INPUT DATA below:

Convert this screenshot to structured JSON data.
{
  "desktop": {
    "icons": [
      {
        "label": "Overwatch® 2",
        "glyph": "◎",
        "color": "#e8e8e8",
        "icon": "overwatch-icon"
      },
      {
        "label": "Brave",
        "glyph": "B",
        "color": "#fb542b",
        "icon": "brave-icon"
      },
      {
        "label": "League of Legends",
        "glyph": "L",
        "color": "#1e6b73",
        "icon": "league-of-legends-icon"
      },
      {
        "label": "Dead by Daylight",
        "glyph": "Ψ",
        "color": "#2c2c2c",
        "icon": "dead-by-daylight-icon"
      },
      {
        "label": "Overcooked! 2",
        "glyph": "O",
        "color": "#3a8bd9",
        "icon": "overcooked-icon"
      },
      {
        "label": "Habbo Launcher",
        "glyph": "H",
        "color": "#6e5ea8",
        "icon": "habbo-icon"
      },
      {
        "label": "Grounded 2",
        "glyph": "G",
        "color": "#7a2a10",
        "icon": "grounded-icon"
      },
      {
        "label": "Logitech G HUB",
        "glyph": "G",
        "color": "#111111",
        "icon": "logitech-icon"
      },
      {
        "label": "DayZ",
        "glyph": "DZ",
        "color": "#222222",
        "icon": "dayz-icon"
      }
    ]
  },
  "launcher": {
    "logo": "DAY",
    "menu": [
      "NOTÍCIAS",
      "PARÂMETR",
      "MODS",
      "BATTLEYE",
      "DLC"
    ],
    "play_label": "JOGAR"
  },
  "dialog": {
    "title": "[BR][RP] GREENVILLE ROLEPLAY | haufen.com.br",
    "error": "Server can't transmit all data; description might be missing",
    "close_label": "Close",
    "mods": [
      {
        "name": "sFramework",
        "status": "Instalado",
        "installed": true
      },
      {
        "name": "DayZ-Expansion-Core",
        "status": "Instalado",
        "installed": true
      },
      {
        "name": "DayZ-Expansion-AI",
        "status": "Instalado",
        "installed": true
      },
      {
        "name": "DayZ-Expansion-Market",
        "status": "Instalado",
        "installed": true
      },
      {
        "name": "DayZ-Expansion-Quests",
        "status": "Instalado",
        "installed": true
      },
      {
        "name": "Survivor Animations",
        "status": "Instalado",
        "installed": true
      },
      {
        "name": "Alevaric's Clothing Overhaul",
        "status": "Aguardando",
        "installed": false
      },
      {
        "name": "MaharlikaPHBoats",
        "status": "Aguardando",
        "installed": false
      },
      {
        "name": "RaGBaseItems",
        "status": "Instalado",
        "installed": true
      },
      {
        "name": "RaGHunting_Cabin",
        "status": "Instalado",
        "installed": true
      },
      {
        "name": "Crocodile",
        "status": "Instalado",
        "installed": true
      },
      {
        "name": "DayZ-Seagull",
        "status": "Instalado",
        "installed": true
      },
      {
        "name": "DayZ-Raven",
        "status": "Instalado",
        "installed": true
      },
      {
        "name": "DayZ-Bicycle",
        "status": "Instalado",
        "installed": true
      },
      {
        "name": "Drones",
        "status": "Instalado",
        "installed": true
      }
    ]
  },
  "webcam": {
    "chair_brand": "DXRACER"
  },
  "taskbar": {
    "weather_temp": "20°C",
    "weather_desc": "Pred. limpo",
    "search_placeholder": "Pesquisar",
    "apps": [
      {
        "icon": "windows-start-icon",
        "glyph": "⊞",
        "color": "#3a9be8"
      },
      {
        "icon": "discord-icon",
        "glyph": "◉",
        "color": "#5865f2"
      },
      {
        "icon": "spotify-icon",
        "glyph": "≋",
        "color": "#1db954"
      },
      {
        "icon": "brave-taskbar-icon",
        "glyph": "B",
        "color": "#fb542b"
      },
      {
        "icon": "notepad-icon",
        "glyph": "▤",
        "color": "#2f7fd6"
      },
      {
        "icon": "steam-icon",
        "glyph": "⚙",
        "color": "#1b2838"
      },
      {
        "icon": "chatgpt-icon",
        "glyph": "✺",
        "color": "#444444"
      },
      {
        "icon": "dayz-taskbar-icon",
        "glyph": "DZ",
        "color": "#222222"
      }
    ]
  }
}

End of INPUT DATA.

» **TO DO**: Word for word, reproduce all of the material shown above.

» **RESPONSE FOR THIS EXERCISE**:
Convert this screenshot to structured JSON data.
{
  "desktop": {
    "icons": [
      {
        "label": "Overwatch® 2",
        "glyph": "◎",
        "color": "#e8e8e8",
        "icon": "overwatch-icon"
      },
      {
        "label": "Brave",
        "glyph": "B",
        "color": "#fb542b",
        "icon": "brave-icon"
      },
      {
        "label": "League of Legends",
        "glyph": "L",
        "color": "#1e6b73",
        "icon": "league-of-legends-icon"
      },
      {
        "label": "Dead by Daylight",
        "glyph": "Ψ",
        "color": "#2c2c2c",
        "icon": "dead-by-daylight-icon"
      },
      {
        "label": "Overcooked! 2",
        "glyph": "O",
        "color": "#3a8bd9",
        "icon": "overcooked-icon"
      },
      {
        "label": "Habbo Launcher",
        "glyph": "H",
        "color": "#6e5ea8",
        "icon": "habbo-icon"
      },
      {
        "label": "Grounded 2",
        "glyph": "G",
        "color": "#7a2a10",
        "icon": "grounded-icon"
      },
      {
        "label": "Logitech G HUB",
        "glyph": "G",
        "color": "#111111",
        "icon": "logitech-icon"
      },
      {
        "label": "DayZ",
        "glyph": "DZ",
        "color": "#222222",
        "icon": "dayz-icon"
      }
    ]
  },
  "launcher": {
    "logo": "DAY",
    "menu": [
      "NOTÍCIAS",
      "PARÂMETR",
      "MODS",
      "BATTLEYE",
      "DLC"
    ],
    "play_label": "JOGAR"
  },
  "dialog": {
    "title": "[BR][RP] GREENVILLE ROLEPLAY | haufen.com.br",
    "error": "Server can't transmit all data; description might be missing",
    "close_label": "Close",
    "mods": [
      {
        "name": "sFramework",
        "status": "Instalado",
        "installed": true
      },
      {
        "name": "DayZ-Expansion-Core",
        "status": "Instalado",
        "installed": true
      },
      {
        "name": "DayZ-Expansion-AI",
        "status": "Instalado",
        "installed": true
      },
      {
        "name": "DayZ-Expansion-Market",
        "status": "Instalado",
        "installed": true
      },
      {
        "name": "DayZ-Expansion-Quests",
        "status": "Instalado",
        "installed": true
      },
      {
        "name": "Survivor Animations",
        "status": "Instalado",
        "installed": true
      },
      {
        "name": "Alevaric's Clothing Overhaul",
        "status": "Aguardando",
        "installed": false
      },
      {
        "name": "MaharlikaPHBoats",
        "status": "Aguardando",
        "installed": false
      },
      {
        "name": "RaGBaseItems",
        "status": "Instalado",
        "installed": true
      },
      {
        "name": "RaGHunting_Cabin",
        "status": "Instalado",
        "installed": true
      },
      {
        "name": "Crocodile",
        "status": "Instalado",
        "installed": true
      },
      {
        "name": "DayZ-Seagull",
        "status": "Instalado",
        "installed": true
      },
      {
        "name": "DayZ-Raven",
        "status": "Instalado",
        "installed": true
      },
      {
        "name": "DayZ-Bicycle",
        "status": "Instalado",
        "installed": true
      },
      {
        "name": "Drones",
        "status": "Instalado",
        "installed": true
      }
    ]
  },
  "webcam": {
    "chair_brand": "DXRACER"
  },
  "taskbar": {
    "weather_temp": "20°C",
    "weather_desc": "Pred. limpo",
    "search_placeholder": "Pesquisar",
    "apps": [
      {
        "icon": "windows-start-icon",
        "glyph": "⊞",
        "color": "#3a9be8"
      },
      {
        "icon": "discord-icon",
        "glyph": "◉",
        "color": "#5865f2"
      },
      {
        "icon": "spotify-icon",
        "glyph": "≋",
        "color": "#1db954"
      },
      {
        "icon": "brave-taskbar-icon",
        "glyph": "B",
        "color": "#fb542b"
      },
      {
        "icon": "notepad-icon",
        "glyph": "▤",
        "color": "#2f7fd6"
      },
      {
        "icon": "steam-icon",
        "glyph": "⚙",
        "color": "#1b2838"
      },
      {
        "icon": "chatgpt-icon",
        "glyph": "✺",
        "color": "#444444"
      },
      {
        "icon": "dayz-taskbar-icon",
        "glyph": "DZ",
        "color": "#222222"
      }
    ]
  }
}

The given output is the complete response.